“We’re furloughing folks both at the corporate office and across the commercial businesses,” Raytheon chief executive Greg Hayes tells investors on 7 May. “Also, we’ve furloughed people in the factories, and I expect that there will be further reductions.”
Raytheon’s commercial businesses include Connecticut-based aircraft engine maker Pratt & Whitney and Charlotte-based aerospace supplier and services company Collins Aerospace. Those companies were formerly owned by United Technologies, which merged with Raytheon to become Raytheon Technologies on 3 April.

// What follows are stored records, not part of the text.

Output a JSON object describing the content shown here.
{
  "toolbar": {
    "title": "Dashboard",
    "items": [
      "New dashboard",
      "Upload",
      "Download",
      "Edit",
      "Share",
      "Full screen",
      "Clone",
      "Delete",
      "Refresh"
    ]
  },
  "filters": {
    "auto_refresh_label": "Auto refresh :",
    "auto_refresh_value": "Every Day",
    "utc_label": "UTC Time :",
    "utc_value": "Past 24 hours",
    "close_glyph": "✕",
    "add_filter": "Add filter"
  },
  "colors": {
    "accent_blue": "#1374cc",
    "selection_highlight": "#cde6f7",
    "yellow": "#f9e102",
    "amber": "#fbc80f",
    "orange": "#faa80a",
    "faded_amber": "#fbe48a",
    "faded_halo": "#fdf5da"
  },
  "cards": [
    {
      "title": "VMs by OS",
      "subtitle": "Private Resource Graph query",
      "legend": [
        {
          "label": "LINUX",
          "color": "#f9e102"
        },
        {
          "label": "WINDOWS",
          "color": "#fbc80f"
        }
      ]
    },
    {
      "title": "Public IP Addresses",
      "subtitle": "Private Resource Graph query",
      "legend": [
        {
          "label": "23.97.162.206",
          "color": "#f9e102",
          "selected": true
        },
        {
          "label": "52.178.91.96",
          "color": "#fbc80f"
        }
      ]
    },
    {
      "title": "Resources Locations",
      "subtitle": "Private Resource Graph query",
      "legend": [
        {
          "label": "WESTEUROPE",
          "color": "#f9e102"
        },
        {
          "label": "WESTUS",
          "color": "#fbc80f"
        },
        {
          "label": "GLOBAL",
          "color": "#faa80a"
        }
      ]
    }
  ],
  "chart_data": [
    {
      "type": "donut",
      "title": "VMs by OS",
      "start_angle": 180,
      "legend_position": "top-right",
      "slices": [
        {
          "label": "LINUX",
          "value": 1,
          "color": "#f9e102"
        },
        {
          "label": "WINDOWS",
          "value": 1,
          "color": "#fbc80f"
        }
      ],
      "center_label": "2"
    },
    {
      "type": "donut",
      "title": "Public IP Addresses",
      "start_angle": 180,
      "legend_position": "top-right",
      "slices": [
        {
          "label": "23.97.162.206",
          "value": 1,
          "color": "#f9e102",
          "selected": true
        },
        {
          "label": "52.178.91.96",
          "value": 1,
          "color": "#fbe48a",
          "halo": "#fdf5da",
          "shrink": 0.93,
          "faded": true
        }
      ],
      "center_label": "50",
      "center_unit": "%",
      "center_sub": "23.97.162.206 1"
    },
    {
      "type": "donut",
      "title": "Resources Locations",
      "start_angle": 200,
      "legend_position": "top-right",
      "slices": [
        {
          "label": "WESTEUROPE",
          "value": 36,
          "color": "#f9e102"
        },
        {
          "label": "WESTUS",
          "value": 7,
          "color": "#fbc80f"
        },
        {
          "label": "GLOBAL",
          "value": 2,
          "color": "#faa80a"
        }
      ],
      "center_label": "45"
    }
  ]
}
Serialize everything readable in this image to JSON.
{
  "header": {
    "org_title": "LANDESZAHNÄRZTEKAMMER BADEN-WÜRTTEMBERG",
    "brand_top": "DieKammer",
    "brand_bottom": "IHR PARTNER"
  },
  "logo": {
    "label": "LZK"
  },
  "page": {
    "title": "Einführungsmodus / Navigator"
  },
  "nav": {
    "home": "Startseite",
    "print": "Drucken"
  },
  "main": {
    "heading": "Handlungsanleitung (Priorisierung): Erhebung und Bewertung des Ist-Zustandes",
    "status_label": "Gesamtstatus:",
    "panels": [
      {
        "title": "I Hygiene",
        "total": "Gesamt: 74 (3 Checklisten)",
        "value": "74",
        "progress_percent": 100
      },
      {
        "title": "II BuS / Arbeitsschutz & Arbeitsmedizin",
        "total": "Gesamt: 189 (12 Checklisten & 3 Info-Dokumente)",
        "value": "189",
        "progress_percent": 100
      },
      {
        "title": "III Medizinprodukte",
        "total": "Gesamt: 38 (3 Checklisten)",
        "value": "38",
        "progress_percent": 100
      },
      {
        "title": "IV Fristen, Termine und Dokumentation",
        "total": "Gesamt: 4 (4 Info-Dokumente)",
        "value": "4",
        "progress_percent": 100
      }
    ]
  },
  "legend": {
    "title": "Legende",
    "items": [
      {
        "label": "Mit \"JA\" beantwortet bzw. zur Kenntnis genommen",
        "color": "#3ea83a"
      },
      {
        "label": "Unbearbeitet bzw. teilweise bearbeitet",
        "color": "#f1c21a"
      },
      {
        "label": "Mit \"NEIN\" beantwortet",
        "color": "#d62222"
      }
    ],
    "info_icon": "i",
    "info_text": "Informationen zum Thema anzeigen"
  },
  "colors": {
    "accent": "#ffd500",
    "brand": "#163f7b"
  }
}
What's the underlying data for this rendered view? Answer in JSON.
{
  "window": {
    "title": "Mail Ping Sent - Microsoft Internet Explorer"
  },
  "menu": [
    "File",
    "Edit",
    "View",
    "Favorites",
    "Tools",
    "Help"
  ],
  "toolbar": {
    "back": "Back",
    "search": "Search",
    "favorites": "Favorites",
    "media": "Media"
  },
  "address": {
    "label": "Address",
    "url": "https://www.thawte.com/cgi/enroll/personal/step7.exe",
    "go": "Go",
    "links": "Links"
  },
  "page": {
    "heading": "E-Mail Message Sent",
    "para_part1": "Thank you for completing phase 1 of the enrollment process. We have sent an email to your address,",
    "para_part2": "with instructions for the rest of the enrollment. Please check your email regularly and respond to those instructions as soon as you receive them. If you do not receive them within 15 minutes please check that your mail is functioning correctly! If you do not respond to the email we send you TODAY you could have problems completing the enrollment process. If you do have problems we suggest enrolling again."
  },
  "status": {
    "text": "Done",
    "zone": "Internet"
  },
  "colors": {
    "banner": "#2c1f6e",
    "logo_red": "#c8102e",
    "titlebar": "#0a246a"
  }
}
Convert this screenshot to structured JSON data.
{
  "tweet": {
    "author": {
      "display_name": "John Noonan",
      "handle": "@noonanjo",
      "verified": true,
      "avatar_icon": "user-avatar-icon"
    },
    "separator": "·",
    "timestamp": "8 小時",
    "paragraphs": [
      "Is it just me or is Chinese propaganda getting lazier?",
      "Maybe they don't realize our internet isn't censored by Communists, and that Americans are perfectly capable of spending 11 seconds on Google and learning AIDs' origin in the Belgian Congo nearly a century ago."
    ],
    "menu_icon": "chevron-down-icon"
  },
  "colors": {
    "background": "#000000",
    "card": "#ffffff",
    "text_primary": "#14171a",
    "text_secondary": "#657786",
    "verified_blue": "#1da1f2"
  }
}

“The key is, we don’t want to cut the talent so deep that when the recovery happens, we don’t have the right people. So we’re trying to be judicious. We’re trying to keep as many jobs as we can,” Hayes adds.
The cuts are part of an effort by Massachusetts-based Raytheon to “immediately” cut costs by $2 billion. The company is seeking to transfer some commercial aerospace staff to jobs in Raytheon’s military divisions.
Hayes, who made his comments during Raytheon’s first quarter earnings call, did not elaborate about the furloughs. Raytheon did not immediately respond to an inquiry from FlightGlobal.
P&W and Collins turned profits in the first quarter despite the coronavirus pandemic, which began significantly impacting the aerospace industry in March.
P&W earned a $439 million operating profit in the first quarter, up about 1% year-on-year, with sales up 11% to $5.4 billion. The engine maker shipped 211 large commercial engines in the first quarter, up from 189 one year earlier. Pratt & Whitney Canada, which makes turboprops and business jet engines, shipped 466 engines in the first year, down from 524 in the same period of 2019.
Collins’ first-quarter operating profit jumped 28% year-on-year to $1.1 billion, with revenue down about 1% to $6.4 billion.
But tough times are coming, executives warn.
The downturn will drive a “sharp deceleration” in both Collins’ and P&W’s aftermarket and new-equipment sales, says chief financial officer Anthony O’Brien. New-equipment sales will likely decline “in line” with reductions in commercial aircraft production and deliveries.
In recent weeks, Boeing announced plans to resume 737 Max production slower-than-previously stated rates and to cut 777 and 787 production. Airbus intends to reduce A320neo-family aircraft production from 60 to 40 aircraft monthly, and to trim A330 and A350 production, it has said.
Raytheon’s O’Brien warns that P&W’s aftermarket work stemming from older-generation engines could decline by half amid the downturn.
Such engines include the A320’s V2500 (made by International Aero Engines, which P&W partly owns), the 757’s PW2000, and PW4000s, which power 767s and A330s, Hayes says.
V2500s account for half of P&W’s aftermarket work, while PW2000s and PW4000s, combined, account for about 20% of the work, says Hayes.
Raytheon expects its commercial aerospace businesses will be “about breakeven for the year”, says O’Brien.